"The bread is food."
From what I can remember. 니다 is often to say am; is; are. Korean does not follow the same guidelines to grammar. I do not know the exact structure but their's is different. But basically you are literally said Bread Food is in Korean. But because of the structure it would mean it would be Bread is food. Don't qoute me on all of this but 니다 means is.
Just to be clear, the sentence you provided contains a few typos. I believe you probably mean: 남자아이의 사과는 음식입니다. Right?
At any rate, both 빵이 음식입니다 and 빵은 음식입니다 can be translated as "Bread is food" (and Duolingo should accept both translations). The use cases are a little different, though.
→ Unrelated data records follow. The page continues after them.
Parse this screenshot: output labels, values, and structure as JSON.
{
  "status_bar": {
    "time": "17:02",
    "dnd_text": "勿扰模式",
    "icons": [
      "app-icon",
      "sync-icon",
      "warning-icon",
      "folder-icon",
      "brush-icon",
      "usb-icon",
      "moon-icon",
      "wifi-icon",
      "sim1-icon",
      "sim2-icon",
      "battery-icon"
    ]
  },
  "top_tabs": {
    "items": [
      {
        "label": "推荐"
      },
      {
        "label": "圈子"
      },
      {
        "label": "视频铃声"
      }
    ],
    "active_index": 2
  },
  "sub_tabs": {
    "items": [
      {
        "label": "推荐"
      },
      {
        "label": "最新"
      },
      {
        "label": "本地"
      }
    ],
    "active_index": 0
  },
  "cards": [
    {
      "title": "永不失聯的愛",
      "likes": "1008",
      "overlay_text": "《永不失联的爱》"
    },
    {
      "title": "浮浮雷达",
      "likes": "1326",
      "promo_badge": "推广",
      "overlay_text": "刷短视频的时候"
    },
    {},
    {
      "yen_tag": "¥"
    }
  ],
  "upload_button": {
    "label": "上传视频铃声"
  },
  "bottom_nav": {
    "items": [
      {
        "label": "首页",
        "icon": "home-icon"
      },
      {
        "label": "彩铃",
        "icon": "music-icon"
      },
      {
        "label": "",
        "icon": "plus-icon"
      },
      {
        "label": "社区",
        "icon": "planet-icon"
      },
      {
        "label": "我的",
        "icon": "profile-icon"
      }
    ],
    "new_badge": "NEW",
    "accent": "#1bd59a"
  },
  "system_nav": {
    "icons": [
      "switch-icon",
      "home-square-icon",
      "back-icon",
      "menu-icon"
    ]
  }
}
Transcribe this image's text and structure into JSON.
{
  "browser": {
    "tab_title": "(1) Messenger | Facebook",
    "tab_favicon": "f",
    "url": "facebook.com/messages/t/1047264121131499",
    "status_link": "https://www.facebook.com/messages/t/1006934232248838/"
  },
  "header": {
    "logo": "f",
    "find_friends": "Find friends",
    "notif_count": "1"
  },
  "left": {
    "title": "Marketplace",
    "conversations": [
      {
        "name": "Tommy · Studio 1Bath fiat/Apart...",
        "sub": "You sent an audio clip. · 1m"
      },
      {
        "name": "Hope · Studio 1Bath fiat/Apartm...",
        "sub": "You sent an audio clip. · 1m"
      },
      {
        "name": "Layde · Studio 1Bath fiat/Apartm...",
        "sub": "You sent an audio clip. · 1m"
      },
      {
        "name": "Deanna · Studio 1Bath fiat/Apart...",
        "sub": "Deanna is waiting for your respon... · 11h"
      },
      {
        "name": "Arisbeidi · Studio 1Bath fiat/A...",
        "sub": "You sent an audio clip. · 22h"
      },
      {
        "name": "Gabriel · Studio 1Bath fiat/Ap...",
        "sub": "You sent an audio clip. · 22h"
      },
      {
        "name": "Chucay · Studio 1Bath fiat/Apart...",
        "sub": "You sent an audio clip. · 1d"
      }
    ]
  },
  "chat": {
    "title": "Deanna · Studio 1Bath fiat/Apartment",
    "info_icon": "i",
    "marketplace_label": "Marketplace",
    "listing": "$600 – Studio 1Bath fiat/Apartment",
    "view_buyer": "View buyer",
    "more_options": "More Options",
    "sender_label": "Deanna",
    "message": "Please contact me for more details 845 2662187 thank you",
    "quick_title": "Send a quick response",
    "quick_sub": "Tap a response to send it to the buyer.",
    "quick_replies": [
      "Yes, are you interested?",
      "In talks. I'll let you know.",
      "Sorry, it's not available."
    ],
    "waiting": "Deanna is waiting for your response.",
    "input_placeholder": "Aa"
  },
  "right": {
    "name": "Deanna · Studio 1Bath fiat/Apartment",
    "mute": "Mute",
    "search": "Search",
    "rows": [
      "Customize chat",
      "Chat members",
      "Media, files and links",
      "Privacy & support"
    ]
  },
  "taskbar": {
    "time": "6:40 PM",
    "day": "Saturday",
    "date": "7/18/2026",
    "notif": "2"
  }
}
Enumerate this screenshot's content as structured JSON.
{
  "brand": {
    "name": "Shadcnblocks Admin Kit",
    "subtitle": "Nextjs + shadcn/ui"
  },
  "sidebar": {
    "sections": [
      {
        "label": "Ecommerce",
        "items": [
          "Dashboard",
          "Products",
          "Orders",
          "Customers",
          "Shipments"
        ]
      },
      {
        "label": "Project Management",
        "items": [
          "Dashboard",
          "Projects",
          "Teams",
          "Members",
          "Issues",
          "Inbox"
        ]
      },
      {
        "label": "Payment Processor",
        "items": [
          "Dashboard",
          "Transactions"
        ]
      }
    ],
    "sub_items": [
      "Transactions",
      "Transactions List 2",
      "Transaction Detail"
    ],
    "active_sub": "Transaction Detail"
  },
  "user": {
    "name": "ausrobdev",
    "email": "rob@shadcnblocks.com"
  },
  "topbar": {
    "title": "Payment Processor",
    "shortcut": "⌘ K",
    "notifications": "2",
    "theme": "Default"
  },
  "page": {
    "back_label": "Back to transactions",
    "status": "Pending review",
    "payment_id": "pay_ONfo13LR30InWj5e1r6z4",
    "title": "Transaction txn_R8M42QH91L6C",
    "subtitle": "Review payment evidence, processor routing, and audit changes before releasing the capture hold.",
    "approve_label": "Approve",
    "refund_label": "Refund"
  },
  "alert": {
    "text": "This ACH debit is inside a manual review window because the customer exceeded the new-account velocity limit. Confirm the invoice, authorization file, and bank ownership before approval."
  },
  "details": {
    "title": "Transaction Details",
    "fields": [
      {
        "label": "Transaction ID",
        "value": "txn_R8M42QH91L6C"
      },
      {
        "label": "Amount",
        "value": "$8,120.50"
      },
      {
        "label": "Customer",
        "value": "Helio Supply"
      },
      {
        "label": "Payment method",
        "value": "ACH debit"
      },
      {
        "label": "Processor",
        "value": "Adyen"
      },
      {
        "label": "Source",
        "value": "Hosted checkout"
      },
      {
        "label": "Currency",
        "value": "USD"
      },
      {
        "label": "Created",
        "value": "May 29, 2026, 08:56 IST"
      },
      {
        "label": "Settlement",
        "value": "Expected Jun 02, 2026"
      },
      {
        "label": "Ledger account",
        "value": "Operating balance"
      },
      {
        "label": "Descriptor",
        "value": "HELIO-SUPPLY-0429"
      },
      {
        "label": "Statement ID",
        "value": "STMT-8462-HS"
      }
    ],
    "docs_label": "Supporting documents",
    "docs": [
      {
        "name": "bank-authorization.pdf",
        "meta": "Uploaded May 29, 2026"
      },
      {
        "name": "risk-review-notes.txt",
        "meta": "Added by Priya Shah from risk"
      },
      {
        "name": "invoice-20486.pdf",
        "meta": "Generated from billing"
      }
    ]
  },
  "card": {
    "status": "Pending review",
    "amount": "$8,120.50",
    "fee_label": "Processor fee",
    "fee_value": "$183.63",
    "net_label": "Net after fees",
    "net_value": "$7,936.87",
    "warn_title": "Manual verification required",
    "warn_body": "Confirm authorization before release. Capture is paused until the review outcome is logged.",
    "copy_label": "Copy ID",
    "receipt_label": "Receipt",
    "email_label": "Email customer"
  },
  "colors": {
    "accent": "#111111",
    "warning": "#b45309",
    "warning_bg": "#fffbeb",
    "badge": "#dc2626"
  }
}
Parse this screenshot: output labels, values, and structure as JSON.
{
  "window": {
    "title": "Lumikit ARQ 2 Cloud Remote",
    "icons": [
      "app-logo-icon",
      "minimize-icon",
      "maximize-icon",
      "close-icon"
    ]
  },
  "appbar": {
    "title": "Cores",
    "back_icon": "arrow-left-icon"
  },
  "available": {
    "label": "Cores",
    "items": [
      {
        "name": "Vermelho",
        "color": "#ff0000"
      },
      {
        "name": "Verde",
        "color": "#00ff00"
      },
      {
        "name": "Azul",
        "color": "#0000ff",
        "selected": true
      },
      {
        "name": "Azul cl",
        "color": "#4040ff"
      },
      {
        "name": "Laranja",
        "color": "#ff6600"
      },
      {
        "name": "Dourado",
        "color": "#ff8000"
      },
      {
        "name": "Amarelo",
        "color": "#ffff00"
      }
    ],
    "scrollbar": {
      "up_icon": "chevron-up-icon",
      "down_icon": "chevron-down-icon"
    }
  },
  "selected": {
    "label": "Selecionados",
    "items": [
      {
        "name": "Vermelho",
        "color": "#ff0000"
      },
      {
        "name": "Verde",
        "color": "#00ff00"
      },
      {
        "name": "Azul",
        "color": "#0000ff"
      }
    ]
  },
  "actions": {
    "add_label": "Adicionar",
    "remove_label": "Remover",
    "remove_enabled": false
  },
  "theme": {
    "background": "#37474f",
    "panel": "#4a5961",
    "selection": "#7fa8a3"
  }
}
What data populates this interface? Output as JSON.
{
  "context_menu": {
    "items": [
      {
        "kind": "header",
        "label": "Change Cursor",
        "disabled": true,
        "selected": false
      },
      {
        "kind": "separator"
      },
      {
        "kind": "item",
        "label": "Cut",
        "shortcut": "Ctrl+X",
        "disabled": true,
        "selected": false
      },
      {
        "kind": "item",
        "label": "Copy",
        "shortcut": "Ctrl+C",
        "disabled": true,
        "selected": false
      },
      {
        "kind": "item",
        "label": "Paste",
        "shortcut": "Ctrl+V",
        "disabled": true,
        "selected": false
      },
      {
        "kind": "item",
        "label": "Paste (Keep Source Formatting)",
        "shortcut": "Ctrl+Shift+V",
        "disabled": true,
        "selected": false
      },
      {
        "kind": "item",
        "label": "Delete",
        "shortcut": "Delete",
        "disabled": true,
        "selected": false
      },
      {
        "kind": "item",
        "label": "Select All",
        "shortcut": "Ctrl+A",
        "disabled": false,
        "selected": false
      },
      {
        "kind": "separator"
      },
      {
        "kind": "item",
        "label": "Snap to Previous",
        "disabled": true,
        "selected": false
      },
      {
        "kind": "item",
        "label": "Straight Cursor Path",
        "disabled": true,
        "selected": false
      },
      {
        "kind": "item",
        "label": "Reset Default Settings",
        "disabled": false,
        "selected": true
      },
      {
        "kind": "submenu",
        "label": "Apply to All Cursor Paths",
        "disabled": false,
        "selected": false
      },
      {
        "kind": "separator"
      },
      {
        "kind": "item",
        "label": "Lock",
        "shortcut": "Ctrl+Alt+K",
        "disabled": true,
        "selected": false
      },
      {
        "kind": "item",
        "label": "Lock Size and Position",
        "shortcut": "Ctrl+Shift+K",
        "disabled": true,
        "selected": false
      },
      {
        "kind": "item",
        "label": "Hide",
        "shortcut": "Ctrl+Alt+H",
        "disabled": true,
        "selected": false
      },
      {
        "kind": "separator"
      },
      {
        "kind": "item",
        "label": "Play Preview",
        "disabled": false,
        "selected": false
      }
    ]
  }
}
The most concise way to put it, as far as this example, would be that 빵이 음식입니다 makes more sense as a response to "What is food?" whereas 빵은 음식입니다 would be a more neutral way to say that bread, as opposed to other things, is a food. I highly recommend watching the TTMIK video on topic versus subject markers; it's not intuitive to non-native speakers but does eventually start to sink in! Unfortunately, Duolingo is about the worst place to practice this particular distinction.